*** Opening of SOURCE DATA ***

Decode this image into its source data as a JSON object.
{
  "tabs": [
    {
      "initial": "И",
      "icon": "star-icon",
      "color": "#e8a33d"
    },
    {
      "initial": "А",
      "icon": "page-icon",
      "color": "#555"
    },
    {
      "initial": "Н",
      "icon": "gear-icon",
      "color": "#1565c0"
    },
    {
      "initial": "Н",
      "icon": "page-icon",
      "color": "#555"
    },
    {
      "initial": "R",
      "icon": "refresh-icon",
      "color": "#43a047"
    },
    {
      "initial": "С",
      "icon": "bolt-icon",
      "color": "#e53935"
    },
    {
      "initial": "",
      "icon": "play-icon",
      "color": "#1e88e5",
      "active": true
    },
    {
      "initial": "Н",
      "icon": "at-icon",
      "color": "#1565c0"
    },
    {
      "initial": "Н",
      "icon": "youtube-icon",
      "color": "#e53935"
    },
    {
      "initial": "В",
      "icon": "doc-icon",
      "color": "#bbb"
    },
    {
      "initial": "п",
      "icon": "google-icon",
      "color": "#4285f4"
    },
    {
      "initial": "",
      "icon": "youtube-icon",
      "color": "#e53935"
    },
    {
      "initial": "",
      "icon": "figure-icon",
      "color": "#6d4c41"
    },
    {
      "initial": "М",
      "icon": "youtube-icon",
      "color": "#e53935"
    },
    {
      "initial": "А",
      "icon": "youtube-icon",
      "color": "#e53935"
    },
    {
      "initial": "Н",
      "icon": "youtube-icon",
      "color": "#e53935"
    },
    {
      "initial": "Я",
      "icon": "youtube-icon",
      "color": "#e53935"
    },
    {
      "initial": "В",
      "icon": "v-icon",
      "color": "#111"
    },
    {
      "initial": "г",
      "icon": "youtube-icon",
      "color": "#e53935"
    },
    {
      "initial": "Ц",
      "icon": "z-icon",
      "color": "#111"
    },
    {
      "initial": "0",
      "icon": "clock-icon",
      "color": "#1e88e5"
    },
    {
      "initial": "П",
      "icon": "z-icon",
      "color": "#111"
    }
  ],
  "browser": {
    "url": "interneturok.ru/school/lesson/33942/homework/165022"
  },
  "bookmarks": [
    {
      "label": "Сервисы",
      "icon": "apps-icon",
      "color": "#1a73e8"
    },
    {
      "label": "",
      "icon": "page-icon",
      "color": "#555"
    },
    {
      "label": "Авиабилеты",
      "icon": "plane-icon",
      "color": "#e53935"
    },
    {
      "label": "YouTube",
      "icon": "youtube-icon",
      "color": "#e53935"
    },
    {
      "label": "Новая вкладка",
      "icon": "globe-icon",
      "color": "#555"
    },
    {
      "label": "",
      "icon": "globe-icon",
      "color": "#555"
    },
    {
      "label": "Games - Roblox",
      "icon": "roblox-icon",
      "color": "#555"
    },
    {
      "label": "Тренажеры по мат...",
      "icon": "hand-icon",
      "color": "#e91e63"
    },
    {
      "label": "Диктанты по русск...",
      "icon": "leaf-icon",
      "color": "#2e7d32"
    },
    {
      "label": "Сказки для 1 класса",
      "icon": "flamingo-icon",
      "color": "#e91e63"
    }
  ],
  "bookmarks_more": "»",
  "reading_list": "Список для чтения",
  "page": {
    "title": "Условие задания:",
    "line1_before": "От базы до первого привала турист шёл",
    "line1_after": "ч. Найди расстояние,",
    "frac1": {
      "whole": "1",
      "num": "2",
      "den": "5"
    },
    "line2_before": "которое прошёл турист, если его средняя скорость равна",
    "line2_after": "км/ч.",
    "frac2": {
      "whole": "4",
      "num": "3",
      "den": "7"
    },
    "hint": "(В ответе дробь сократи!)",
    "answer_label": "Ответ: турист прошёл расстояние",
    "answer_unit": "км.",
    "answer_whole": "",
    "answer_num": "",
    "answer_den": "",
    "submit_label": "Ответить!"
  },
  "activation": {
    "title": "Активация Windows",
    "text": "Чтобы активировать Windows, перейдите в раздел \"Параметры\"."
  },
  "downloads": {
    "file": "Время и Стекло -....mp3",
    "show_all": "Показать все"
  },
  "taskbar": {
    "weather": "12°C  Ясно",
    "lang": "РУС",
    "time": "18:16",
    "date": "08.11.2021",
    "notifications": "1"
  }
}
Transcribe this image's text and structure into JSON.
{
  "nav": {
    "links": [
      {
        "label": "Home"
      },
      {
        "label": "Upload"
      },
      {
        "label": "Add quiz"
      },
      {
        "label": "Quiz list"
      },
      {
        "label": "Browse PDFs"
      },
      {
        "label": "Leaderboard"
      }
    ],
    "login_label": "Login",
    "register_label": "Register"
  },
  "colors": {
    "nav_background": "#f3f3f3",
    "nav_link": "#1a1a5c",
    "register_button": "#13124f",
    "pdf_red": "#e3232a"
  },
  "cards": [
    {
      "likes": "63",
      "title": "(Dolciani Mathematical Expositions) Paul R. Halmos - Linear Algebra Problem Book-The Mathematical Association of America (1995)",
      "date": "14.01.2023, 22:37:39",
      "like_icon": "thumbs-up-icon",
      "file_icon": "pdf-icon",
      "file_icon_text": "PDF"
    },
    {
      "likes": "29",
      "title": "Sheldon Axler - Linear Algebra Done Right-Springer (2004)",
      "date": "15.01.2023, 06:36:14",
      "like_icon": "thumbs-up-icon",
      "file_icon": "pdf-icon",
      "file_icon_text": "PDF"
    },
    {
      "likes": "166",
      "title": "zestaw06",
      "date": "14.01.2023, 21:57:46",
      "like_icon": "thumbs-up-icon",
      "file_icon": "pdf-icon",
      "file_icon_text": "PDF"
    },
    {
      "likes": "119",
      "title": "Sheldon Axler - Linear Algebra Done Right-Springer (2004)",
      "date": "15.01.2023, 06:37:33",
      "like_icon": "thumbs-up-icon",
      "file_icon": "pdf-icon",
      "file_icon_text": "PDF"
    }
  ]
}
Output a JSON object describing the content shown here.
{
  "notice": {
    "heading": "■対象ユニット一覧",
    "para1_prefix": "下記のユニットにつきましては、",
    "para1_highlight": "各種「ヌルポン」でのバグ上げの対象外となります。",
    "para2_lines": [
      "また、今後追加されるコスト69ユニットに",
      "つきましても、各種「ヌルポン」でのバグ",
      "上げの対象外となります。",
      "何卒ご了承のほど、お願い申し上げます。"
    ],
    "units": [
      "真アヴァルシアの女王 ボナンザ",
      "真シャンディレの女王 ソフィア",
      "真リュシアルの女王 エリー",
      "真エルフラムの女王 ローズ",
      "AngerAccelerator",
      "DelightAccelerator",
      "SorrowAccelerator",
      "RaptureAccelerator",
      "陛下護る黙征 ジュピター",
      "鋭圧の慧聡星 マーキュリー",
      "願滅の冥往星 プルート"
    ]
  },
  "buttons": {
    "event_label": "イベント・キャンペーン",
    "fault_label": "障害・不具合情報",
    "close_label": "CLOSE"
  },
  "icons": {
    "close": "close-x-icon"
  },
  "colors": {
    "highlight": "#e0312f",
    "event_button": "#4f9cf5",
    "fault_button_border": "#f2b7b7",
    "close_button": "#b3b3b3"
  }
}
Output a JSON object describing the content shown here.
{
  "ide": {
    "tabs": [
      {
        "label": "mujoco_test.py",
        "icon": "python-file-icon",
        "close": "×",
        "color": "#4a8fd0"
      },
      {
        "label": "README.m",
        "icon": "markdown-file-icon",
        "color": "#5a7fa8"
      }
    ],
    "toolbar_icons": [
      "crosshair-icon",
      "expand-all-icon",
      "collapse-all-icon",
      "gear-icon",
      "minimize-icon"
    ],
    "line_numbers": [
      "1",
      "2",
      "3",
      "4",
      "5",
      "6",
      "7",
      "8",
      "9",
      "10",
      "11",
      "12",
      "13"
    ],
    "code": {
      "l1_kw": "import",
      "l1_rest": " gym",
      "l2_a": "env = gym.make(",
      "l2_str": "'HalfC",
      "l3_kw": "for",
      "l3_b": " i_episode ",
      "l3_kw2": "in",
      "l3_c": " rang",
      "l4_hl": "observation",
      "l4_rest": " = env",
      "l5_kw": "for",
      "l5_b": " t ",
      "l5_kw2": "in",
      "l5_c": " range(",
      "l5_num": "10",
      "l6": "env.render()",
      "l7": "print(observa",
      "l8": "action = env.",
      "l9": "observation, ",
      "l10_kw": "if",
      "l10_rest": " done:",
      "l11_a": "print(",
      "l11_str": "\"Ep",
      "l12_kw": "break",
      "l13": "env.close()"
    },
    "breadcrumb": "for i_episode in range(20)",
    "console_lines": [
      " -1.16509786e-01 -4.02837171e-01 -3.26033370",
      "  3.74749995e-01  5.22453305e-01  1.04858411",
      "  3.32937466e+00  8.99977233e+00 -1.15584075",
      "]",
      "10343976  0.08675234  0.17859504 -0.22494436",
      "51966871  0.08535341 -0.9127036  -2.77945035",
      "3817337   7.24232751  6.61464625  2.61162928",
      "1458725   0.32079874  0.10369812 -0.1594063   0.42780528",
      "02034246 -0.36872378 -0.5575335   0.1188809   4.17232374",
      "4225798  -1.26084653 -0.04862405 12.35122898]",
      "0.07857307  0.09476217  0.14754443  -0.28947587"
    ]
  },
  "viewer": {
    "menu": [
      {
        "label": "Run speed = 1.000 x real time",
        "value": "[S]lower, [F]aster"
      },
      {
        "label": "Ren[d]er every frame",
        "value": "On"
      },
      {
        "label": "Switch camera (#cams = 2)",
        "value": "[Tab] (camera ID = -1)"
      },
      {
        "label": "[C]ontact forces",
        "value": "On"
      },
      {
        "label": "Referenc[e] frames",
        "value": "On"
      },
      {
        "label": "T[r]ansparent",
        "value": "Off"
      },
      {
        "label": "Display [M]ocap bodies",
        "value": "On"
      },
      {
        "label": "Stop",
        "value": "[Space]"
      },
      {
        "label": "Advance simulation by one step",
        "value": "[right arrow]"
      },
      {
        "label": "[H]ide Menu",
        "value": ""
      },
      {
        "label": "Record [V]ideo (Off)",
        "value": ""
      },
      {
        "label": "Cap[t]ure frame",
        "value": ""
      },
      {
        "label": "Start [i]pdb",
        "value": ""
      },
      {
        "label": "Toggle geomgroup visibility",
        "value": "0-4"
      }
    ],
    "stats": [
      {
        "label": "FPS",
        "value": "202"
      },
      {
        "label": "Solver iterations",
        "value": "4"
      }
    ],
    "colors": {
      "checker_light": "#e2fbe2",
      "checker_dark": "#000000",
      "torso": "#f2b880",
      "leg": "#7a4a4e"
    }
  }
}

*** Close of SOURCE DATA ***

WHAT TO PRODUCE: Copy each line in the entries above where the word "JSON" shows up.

OUTPUT FOR THIS TASK:
Decode this image into its source data as a JSON object.
Transcribe this image's text and structure into JSON.
Output a JSON object describing the content shown here.
Output a JSON object describing the content shown here.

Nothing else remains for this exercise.